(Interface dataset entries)
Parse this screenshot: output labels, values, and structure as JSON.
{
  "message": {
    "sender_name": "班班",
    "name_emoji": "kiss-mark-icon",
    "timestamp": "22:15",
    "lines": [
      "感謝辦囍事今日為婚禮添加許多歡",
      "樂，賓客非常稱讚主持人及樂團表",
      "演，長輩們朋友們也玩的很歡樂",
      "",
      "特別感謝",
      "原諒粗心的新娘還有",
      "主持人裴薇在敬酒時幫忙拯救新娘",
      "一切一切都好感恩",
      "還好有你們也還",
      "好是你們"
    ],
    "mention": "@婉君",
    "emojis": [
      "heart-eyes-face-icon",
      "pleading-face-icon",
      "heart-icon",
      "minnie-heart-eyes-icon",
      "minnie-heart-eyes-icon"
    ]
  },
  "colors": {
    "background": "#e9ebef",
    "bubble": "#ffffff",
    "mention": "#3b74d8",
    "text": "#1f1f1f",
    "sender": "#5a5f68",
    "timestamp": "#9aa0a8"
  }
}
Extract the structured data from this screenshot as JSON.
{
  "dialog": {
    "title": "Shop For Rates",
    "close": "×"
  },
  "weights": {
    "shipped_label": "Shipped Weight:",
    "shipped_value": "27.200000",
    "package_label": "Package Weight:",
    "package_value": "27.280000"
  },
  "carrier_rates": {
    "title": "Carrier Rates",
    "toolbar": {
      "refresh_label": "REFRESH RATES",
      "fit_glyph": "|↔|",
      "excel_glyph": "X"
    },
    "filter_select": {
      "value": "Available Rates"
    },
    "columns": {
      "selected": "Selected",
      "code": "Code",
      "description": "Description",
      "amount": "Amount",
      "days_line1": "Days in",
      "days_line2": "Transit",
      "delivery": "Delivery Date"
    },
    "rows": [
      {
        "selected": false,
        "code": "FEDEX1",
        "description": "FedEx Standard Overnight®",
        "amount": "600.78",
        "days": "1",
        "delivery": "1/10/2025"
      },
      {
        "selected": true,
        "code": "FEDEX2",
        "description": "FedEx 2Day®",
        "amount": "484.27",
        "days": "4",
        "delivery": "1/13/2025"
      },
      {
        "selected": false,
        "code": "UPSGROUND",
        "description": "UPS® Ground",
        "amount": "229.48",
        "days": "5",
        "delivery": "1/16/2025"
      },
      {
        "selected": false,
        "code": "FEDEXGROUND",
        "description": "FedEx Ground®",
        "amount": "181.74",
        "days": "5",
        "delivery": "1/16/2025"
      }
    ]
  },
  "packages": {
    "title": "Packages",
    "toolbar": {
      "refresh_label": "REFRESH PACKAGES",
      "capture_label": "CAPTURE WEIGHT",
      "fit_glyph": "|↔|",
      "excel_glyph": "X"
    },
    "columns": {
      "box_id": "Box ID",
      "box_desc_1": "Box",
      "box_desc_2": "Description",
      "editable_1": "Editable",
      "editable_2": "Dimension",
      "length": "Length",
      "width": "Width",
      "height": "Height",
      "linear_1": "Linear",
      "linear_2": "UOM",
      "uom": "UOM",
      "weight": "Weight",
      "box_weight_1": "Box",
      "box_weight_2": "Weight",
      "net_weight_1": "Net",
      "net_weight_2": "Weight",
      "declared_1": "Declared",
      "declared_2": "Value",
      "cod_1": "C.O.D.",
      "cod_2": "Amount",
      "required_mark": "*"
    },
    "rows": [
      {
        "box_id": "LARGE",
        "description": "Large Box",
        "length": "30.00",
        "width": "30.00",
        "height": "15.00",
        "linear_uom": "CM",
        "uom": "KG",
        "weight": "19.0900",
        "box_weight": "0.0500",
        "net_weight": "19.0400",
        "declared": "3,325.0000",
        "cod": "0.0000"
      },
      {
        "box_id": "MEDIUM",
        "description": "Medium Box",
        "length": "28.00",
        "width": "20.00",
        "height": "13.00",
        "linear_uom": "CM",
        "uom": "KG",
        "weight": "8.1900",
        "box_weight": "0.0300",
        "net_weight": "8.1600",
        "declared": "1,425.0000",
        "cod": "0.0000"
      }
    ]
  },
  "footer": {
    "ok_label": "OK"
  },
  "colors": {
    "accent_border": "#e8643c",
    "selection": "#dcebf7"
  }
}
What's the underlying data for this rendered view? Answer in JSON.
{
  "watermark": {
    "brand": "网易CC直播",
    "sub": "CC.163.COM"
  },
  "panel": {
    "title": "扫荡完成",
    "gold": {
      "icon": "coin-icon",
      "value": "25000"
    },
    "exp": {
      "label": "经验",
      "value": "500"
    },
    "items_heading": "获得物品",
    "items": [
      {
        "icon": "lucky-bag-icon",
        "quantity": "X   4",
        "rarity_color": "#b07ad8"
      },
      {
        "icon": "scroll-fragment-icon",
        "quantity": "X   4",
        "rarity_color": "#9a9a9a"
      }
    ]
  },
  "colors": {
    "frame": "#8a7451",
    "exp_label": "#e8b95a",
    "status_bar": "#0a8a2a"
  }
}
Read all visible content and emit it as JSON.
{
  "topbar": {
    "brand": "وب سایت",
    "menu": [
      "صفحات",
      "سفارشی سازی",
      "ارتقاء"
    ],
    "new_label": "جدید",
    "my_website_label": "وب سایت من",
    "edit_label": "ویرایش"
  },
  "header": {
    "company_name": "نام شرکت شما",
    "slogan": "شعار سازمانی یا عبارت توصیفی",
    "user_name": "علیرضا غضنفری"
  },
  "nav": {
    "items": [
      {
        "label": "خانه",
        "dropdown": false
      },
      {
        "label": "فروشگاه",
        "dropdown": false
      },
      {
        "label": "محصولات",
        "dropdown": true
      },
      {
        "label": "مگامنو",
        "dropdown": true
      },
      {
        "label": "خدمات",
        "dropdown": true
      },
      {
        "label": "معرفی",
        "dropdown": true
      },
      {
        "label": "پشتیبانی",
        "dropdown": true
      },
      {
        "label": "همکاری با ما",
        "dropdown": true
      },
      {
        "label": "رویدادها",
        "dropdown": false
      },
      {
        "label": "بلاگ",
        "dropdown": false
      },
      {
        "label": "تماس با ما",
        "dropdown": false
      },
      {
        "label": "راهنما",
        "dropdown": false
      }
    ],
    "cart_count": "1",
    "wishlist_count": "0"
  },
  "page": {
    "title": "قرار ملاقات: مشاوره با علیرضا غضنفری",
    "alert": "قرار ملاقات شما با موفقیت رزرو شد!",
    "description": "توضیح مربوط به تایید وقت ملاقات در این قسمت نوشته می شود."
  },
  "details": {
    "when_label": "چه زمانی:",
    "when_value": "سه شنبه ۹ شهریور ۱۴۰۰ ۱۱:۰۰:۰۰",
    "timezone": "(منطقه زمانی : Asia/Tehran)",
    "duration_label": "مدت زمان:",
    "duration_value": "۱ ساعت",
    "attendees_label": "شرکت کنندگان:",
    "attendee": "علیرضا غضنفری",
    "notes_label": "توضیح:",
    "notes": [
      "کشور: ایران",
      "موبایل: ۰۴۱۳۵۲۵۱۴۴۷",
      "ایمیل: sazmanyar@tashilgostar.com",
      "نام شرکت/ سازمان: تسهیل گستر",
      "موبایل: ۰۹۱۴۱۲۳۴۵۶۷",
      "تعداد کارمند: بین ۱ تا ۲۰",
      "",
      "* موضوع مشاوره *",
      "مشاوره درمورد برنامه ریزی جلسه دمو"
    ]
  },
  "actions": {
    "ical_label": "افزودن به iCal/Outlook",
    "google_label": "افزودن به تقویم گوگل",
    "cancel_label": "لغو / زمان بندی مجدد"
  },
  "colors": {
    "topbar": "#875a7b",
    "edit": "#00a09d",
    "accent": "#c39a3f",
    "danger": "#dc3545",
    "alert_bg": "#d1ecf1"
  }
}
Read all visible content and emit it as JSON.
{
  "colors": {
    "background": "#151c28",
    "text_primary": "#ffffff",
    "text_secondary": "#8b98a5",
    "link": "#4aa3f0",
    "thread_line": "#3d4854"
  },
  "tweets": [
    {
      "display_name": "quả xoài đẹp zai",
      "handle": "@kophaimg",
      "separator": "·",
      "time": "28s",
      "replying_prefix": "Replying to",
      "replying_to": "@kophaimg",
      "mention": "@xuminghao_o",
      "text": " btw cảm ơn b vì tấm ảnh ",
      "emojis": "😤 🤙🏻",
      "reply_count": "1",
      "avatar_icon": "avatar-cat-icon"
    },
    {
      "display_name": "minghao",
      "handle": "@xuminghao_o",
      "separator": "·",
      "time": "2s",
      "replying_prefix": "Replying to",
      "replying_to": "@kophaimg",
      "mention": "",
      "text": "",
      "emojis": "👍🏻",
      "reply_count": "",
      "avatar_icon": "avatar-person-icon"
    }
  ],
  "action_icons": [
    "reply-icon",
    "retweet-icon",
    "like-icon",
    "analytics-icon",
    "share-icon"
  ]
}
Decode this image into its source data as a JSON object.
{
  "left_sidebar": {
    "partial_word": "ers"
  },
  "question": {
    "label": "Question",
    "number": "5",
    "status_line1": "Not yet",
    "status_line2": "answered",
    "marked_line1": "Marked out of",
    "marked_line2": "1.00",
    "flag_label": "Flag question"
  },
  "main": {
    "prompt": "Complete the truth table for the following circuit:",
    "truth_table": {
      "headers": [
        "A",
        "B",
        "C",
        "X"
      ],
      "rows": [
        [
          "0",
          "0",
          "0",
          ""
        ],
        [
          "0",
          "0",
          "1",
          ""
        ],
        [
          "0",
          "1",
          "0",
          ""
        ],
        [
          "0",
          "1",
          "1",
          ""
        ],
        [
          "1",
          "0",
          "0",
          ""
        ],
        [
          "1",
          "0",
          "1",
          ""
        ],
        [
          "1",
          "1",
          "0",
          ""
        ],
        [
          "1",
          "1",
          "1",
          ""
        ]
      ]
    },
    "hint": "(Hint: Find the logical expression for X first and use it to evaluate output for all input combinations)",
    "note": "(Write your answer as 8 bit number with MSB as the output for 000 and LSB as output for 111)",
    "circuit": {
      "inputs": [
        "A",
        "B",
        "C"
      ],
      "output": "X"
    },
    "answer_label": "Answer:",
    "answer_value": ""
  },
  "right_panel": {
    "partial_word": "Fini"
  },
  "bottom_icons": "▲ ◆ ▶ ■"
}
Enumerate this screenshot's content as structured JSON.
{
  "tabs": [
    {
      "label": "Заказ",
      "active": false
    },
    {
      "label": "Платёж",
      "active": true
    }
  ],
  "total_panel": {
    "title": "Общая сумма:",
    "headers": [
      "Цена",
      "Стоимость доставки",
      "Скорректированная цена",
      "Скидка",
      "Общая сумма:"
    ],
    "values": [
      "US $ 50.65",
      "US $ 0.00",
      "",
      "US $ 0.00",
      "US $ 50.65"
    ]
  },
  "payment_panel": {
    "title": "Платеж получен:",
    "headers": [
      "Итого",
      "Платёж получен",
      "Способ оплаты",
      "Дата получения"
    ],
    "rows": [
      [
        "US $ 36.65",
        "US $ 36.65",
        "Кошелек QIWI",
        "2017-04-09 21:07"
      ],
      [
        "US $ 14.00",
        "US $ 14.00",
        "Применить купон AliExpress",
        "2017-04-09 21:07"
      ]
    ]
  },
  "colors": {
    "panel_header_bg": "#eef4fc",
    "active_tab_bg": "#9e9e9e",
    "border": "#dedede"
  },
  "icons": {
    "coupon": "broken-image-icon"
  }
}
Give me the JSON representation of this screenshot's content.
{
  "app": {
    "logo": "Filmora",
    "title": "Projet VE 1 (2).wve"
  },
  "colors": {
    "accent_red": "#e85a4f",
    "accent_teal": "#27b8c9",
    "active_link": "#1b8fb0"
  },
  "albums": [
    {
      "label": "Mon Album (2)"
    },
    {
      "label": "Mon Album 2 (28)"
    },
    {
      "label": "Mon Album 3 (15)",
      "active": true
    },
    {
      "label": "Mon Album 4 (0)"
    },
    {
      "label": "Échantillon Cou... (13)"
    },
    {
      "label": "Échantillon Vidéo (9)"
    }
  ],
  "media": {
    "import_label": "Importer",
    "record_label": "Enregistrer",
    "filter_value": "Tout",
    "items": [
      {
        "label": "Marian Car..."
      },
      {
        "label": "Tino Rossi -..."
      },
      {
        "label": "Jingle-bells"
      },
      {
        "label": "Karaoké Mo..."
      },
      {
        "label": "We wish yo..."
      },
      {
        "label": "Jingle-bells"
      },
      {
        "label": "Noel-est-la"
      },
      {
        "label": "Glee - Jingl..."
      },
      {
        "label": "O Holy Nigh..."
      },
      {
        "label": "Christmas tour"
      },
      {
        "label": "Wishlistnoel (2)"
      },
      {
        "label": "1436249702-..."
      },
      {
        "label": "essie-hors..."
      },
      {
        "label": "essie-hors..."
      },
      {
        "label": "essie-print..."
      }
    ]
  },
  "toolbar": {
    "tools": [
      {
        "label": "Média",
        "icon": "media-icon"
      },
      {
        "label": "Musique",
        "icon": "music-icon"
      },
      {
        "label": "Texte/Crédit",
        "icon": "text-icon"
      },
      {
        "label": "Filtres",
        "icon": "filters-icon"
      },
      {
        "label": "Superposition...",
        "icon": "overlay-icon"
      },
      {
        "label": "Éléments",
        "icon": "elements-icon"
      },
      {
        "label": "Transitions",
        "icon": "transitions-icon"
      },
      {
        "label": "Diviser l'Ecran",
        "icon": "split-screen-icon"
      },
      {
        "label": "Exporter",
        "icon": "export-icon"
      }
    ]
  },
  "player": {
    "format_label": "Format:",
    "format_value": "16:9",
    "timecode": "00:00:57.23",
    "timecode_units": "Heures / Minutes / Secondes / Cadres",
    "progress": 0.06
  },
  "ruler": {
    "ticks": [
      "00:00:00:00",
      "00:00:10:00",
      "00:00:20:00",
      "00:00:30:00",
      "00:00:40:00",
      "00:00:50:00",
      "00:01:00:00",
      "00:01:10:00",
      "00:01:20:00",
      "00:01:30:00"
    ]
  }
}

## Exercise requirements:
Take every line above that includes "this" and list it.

## Exercise result:
Parse this screenshot: output labels, values, and structure as JSON.
Extract the structured data from this screenshot as JSON.
What's the underlying data for this rendered view? Answer in JSON.
Decode this image into its source data as a JSON object.
Enumerate this screenshot's content as structured JSON.
Give me the JSON representation of this screenshot's content.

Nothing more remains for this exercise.